It’s common for the skin of the lower legs to suffer from venous issues. Returning blood from the feet to the heart works against gravity for two-thirds of the day, placing a burden on the valves inside veins that help prevent the backward flow of blood.
Retaining fluids in the ankles, called edema, is a common sign that valves are failing. The characteristic swelling pushes outward on the skin, and reduced circulation takes a toll, particularly if your edema is chronic.
Stasis dermatitis, a form of eczema, sometimes occurs when you have chronic edema. Without treatment, complications, including hard-to-heal ulcers, can arise. While there are home care treatments that can help, partnering with MD Vein and Skin Specialists ensures expert care for your skin. Here’s what you need to know about caring for stasis dermatitis.

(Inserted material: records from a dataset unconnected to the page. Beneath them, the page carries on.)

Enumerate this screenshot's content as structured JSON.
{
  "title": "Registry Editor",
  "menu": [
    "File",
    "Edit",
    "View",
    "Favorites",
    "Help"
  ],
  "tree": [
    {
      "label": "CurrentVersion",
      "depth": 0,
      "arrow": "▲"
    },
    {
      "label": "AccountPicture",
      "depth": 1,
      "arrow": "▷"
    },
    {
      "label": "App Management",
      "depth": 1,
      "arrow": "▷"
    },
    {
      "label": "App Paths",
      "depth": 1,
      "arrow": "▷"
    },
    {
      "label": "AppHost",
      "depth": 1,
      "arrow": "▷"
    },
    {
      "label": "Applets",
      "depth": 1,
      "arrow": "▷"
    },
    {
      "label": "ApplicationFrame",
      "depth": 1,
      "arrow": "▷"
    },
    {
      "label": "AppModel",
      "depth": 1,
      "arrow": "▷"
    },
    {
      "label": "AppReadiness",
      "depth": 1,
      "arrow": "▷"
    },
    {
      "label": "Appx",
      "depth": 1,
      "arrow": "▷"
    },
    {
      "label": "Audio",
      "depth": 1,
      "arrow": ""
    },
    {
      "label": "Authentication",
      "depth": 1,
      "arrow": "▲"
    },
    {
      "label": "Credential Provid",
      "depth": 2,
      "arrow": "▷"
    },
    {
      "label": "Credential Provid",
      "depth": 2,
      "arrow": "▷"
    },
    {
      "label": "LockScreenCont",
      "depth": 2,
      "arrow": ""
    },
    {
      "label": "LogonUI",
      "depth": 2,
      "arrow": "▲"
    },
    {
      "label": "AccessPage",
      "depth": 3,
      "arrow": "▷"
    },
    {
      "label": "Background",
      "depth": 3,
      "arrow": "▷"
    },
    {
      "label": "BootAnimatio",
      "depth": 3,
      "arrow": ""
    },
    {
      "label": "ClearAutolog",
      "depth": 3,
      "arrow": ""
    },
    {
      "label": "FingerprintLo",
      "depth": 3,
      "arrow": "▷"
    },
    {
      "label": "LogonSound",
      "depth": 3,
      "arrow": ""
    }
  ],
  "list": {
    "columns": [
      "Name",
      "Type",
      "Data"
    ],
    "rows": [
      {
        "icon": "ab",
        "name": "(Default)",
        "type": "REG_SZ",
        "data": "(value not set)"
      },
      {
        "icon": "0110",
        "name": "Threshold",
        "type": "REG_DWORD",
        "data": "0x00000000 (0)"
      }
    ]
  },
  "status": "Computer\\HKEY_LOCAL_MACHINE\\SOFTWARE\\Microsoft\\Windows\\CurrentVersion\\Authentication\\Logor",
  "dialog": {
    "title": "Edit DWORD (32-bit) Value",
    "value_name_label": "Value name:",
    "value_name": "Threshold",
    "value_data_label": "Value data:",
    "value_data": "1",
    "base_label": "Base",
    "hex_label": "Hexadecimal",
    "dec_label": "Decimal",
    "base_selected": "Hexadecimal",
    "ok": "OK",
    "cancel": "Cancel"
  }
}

As with many conditions that arise as symptoms of an underlying disease or injury, treating the source is often the best way to heal the symptom. With stasis dermatitis, both the origin of the problem and the skin condition itself can be treated. Though these treatment goals may be addressed simultaneously, the best treatment for stasis dermatitis is to control or eliminate the chronic edema.
You may develop edema for a number of reasons, including:
In addition, a sedentary lifestyle that includes long hours spent in stationary sitting or standing positions can aggravate other edema causes.
Controlling chronic edema controls stasis dermatitis. Some of the treatments used to control edema are:
These strategies don’t directly treat your skin condition, but improvements to leg circulation help your body repair stasis dermatitis damage naturally.
Antihistamine medications may help to relieve the itching associated with stasis dermatitis, and you can apply moisturizer to help relieve skin dryness. However, use a product that’s free of perfumes and dyes to reduce the chance of introducing contact dermatitis.
Oral or topical antibiotics may be used if skin infection is present, and topical steroid creams may help to reduce inflammation.
Should your stasis dermatitis progress to the point where venous ulcers emerge, special care is necessary, as these ulcers tend to heal poorly because of the same poor circulation that contributed to their origin.
You might require surgical cleaning of the ulcer wound to remove dead tissue. Leg ulcers often respond better to occlusive (air and water-tight) dressings, changed infrequently. In more serious cases, skin grafts or hyperbaric oxygen treatments may be necessary.
Treating stasis dermatitis in its earliest stages may help to prevent complications like venous ulcers. Contact MD Vein and Skin Specialists when edema first emerges to benefit from prompt medical care. You can reach the office by phone or online, so book your consultation now.